Answer this simple question; you are a retailer who sells brass door knockers, big, shiny, expensive door knockers. Would it make sense for you to go to a craft show to exhibit your wares?
I think most of us would agree that it is not. But I also think most of us would also agree that to turn up to a UPVC door and window fair would be more of a worthwhile investment, with an increased chance of success. The same premise is true for a specialist running retailer and the local running community, but ONLY if you do it with legitimate intentions.
Firstly, the running community is built from a diverse group of passionate and committed athletes. They are loyal to their ‘tribe’ and they are very focused on what they do. Therefore any approach by a ‘commercial’ entity should ideally be done with an open hand and a clear expression of intent. If it is a service that you wish to provide, be clear on that. If it is to trade to them, then make sure that you are open about that too as any ‘hidden agenda’ will be seen straight through. Runners are smart.

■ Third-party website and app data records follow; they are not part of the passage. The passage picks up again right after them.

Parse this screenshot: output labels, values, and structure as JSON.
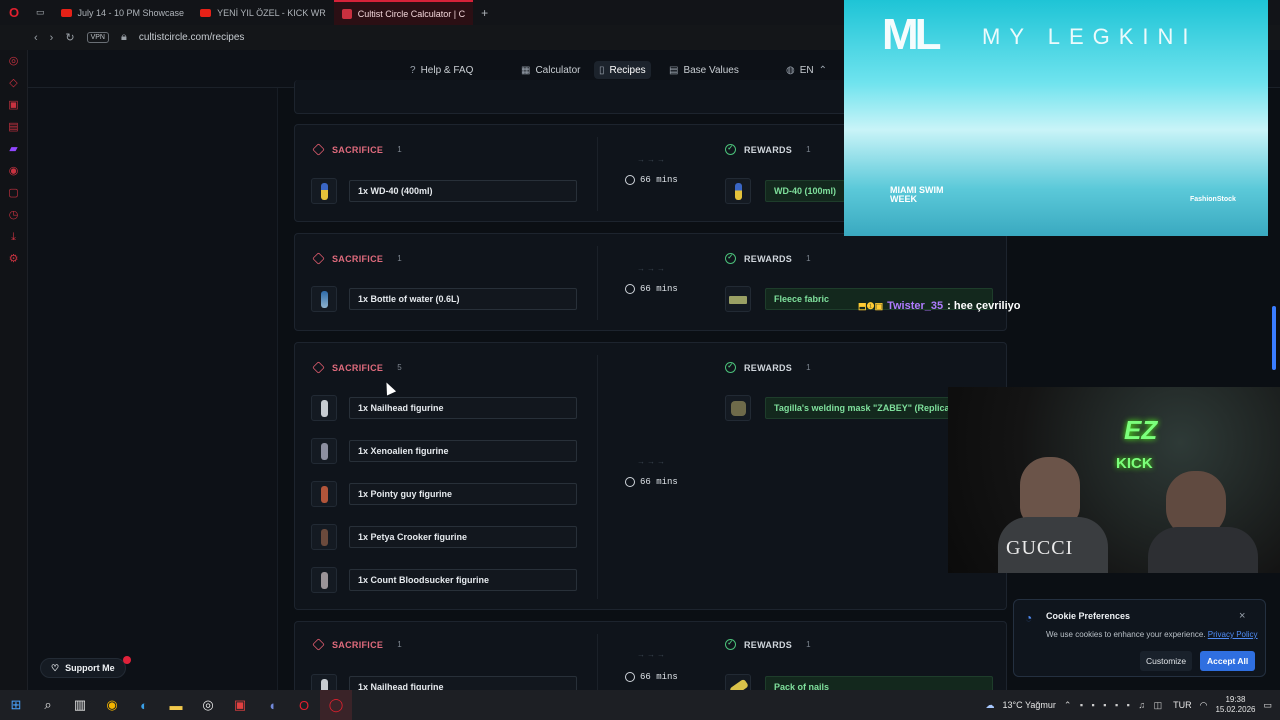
{
  "browser": {
    "tabs": [
      {
        "label": "July 14 - 10 PM Showcase",
        "icon": "youtube-icon"
      },
      {
        "label": "YENİ YIL ÖZEL - KICK WR",
        "icon": "youtube-icon"
      },
      {
        "label": "Cultist Circle Calculator | C",
        "icon": "cultist-circle-icon",
        "active": true
      }
    ],
    "vpn_label": "VPN",
    "url": "cultistcircle.com/recipes"
  },
  "nav": {
    "help": "Help & FAQ",
    "calculator": "Calculator",
    "recipes": "Recipes",
    "base_values": "Base Values",
    "lang": "EN"
  },
  "recipes": [
    {
      "sacrifice_label": "SACRIFICE",
      "sacrifice_count": "1",
      "items": [
        "1x WD-40 (400ml)"
      ],
      "time": "66 mins",
      "rewards_label": "REWARDS",
      "rewards_count": "1",
      "reward": "WD-40 (100ml)"
    },
    {
      "sacrifice_label": "SACRIFICE",
      "sacrifice_count": "1",
      "items": [
        "1x Bottle of water (0.6L)"
      ],
      "time": "66 mins",
      "rewards_label": "REWARDS",
      "rewards_count": "1",
      "reward": "Fleece fabric"
    },
    {
      "sacrifice_label": "SACRIFICE",
      "sacrifice_count": "5",
      "items": [
        "1x Nailhead figurine",
        "1x Xenoalien figurine",
        "1x Pointy guy figurine",
        "1x Petya Crooker figurine",
        "1x Count Bloodsucker figurine"
      ],
      "time": "66 mins",
      "rewards_label": "REWARDS",
      "rewards_count": "1",
      "reward": "Tagilla's welding mask \"ZABEY\" (Replica)"
    },
    {
      "sacrifice_label": "SACRIFICE",
      "sacrifice_count": "1",
      "items": [
        "1x Nailhead figurine"
      ],
      "time": "66 mins",
      "rewards_label": "REWARDS",
      "rewards_count": "1",
      "reward": "Pack of nails"
    }
  ],
  "stream": {
    "video_logo": "ML",
    "video_brand": "MY LEGKINI",
    "video_caption": "MIAMI SWIM WEEK",
    "video_watermark": "FashionStock",
    "chat_user": "Twister_35",
    "chat_message": ": hee çevriliyo",
    "cam_logo_ez": "EZ",
    "cam_logo_kick": "KICK",
    "cam_shirt": "GUCCI"
  },
  "cookie": {
    "title": "Cookie Preferences",
    "text": "We use cookies to enhance your experience.",
    "policy_link": "Privacy Policy",
    "customize": "Customize",
    "accept": "Accept All"
  },
  "support_label": "Support Me",
  "taskbar": {
    "weather": "13°C Yağmur",
    "lang": "TUR",
    "time": "19:38",
    "date": "15.02.2026"
  },
  "colors": {
    "sacrifice": "#e06b7d",
    "reward_text": "#7fe09c",
    "accent": "#2f6fe0"
  }
}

Secondly, if you are trading make sure that you know what you have to offer fits the audience that you are going to present to. If you turn up to a track meet with cross trainers, or a cross country event without any 9, 12, 15 mm spikes and spike keys, you could be left with more than mud on your face. You need to make sure that what you do is also aligned with what your audience wants. If it is not, then be very clear with yourself what you are doing as it could cost you time and effort and not give you the outcome that you want. This miscalculation could also reverberate around your brand in a way that doesn’t just give you a low return on investment (ROI). It could also ripple further out, even ending up into the groups that you ‘actually’ wanted to engage with in the first place. Be considered and selective.
This leads onto the final point. The running community informs ‘Who YOU are’, more than you may think. They are committed and as such they know what is ‘hot’ and ‘current’ in the market place and they are also doing the ‘thing’ that you are trying to help to facilitate by selling your range of products. Namely RUNNING. Therefore, by working closely and in an open manner with your local running community, your will be able to forge long lasting and sustainable relationships. In a world where products can now be bought in a plethora of retailers (both on and off line) and in a competitive world, being honest and engaging is the core to good retail. You may not be the cheapest, nor have the widest range of products. Nor will you be able to please all of the people all of the time, however, as sure as eggs is eggs, you’ll be less successful if you try and hoodwink a community who’s passion relies upon the use of a core piece of equipment and especially one that you just so happen to sell.